Sunday, July 9, 2017

Burning the Tyers

Grant and I walked into the remote and seldom (like, I have heard of one party to paddle it in the past 30 years) visited Tyers river in the South East Yukon.  They spoke of portages, canyons and epics.
Access is off the CanTung road via old mining roads and animal trails.
The Tyers flows into Frances lake, and to make the loop, you then paddle down the Frances river to the bridge on the CanTung road.  The Frances has its own fun with a BIG water class III canyon just below the Tuchitua river.  Watch for monster holes and waves!
We found fantastic white water, canyons galore (all runnable) and beautiful country.  At least it seemed to be, what we could see of it given that it poured rain and the river was flooding.
A classic that should be be on your Yukon hit list, given its easy one day walk-in access and quality white water.

Packrafting the Tyers River from Yukon Frolics on Vimeo.

Sunday, June 4, 2017

Upper Wheaton Run 2017

The Upper Wheaton Run is becoming something of a Yukon PR classic.
Not yet a trade route, as there aren't that many PR's around, but it will get there.
Paul Burbidge, aka The Surveyor General has documented this classic with many fine nug's on his exposure site .
Thanks Paul B, Josh, and Dylan for another good trip.

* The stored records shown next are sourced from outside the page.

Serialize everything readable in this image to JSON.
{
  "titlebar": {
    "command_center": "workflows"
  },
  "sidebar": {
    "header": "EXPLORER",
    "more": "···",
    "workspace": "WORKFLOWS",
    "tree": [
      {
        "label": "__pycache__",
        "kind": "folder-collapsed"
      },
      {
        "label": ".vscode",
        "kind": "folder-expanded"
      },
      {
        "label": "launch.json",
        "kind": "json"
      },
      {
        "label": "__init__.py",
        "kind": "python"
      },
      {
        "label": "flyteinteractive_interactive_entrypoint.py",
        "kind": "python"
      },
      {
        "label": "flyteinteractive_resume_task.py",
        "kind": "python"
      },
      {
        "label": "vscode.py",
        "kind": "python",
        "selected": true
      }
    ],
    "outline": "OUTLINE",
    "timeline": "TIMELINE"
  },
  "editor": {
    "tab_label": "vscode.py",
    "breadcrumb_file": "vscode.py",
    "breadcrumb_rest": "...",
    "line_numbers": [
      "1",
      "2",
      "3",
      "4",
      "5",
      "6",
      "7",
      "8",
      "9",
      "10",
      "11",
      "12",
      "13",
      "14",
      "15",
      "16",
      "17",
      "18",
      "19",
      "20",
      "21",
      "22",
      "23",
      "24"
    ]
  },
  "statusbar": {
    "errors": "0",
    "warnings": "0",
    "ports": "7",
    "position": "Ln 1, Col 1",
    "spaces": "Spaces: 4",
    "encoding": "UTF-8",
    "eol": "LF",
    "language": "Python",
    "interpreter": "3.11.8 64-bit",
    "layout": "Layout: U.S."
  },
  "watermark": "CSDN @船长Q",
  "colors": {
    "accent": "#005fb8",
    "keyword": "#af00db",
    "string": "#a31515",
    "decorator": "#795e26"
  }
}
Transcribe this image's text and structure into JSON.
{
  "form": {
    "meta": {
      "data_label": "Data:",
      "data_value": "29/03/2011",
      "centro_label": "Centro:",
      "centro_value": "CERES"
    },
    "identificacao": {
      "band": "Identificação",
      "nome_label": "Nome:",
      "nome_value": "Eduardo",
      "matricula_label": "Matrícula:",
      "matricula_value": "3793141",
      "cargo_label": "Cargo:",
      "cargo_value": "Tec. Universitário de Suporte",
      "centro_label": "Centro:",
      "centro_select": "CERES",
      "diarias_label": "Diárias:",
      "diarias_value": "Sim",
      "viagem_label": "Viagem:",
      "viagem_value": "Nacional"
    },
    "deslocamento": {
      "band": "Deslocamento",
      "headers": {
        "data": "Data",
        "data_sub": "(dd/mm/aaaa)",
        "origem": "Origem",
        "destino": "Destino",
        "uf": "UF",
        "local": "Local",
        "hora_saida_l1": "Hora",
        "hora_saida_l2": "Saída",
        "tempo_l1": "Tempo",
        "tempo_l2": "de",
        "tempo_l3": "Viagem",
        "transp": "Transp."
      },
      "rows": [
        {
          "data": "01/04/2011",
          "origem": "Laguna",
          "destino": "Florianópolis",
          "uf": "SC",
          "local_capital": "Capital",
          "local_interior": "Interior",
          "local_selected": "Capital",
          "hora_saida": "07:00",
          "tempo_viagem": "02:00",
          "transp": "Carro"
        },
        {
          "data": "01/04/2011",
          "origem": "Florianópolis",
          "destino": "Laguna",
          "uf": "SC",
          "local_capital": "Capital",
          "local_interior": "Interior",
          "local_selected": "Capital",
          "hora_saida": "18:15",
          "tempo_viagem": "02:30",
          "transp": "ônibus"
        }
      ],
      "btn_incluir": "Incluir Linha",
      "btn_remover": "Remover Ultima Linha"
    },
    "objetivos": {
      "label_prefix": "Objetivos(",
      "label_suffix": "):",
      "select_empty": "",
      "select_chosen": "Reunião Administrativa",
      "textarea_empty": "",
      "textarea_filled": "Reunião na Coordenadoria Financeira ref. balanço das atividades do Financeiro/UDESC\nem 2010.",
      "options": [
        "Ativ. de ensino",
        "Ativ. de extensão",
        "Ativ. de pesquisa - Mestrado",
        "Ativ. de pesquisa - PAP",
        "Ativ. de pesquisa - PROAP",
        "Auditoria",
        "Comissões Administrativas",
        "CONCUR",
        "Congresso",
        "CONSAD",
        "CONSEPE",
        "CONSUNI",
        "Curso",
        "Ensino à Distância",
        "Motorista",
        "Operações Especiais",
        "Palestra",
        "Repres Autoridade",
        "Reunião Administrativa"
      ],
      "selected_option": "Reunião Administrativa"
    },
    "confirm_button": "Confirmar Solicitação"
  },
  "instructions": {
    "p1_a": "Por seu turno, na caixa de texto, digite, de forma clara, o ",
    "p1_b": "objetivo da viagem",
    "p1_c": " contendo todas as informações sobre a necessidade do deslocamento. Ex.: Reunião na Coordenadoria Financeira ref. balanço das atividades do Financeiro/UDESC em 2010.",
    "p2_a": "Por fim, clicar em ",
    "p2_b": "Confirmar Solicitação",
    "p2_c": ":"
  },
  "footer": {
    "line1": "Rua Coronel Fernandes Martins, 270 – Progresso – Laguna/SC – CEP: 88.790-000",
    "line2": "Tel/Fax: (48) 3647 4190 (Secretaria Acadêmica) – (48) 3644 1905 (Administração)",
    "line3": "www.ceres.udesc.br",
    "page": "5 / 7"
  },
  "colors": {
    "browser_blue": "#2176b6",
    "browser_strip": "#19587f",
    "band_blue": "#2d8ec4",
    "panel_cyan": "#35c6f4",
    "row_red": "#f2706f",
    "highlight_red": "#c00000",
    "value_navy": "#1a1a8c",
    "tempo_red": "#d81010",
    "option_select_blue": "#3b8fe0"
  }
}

Hiking in Friday night after work.
Lot of snow up there....

Loving the sun.

Lots of wallowing in deep, isothermic snow.


The creek below had blown out earlier in the day.

Amazing evening light.


9PM, Friday night.

Following Sheep trails up the ridge and avoiding the snow.

More isothermal snowpack.  Making poor time and considering camping in the pass as its 10:30 PM.
No campfire in the trees tonight sadly. 

It snowed all night.

More isothermal snow for breakfast.

We would have had snow free walking the night before if we had carried on.

Radelet peak.

Finally!

The views never get boring.

Sunday, May 21, 2017

Carrying a PFD for Packrafting

You know how much of a PITA it is to carry a PFD.
Bulky, so they take up room in your pack, same goes for the exterior, and they are always snagging bush.
If you own an HMG Porter, this system works well.
The Porter Stuff Pocket is a pretty much necessary add on to these packs, and if you have one, stuffing the PFD behind it is a great way to keep things sleek.
However, the plastic gimcracks that hold the pocket to the daisy chains on the pack are fiddly at best, and pretty much eliminate any sort of quick release function.
Solution: use some accessory 'biners (I like the plastic Black Diamonds)to attach the pocket to the daisy chains.  You can cut the old plastic ones off if you like.
Now, you can place the PFD under the pocket, and use the pocket to hold the FD in place and out of the way.  Depending on the PFD, you can vary the placements of the pocket straps to the daisy chains quickly and easily.
Speaking of PFDs, while the Astral V8 seems to be a standard light weight, it does lack back protection and a bit of buoyancy.
You can pick and chose from many excellent (heavy, bulky) rescue PFDs, but for remote trips, my own philosophy is that if you are getting into situations where a rescue PFD seems like a necessity, you are either willing to carry a lot more weight and bulk than I am, or, maybe consider scaling back the gnar.
Regardless, after much research, I settled on the NRS Ion as a good compromise PFD.  Its not a rescue PFD, but it does have good back protection and high buoyancy.  Bonus, its not much heavier than the V8, and its not bulky.  No zippers to mess with either.
This can be tidied up by tucking the straps behind, but you get the idea.
BD accessory 'biner.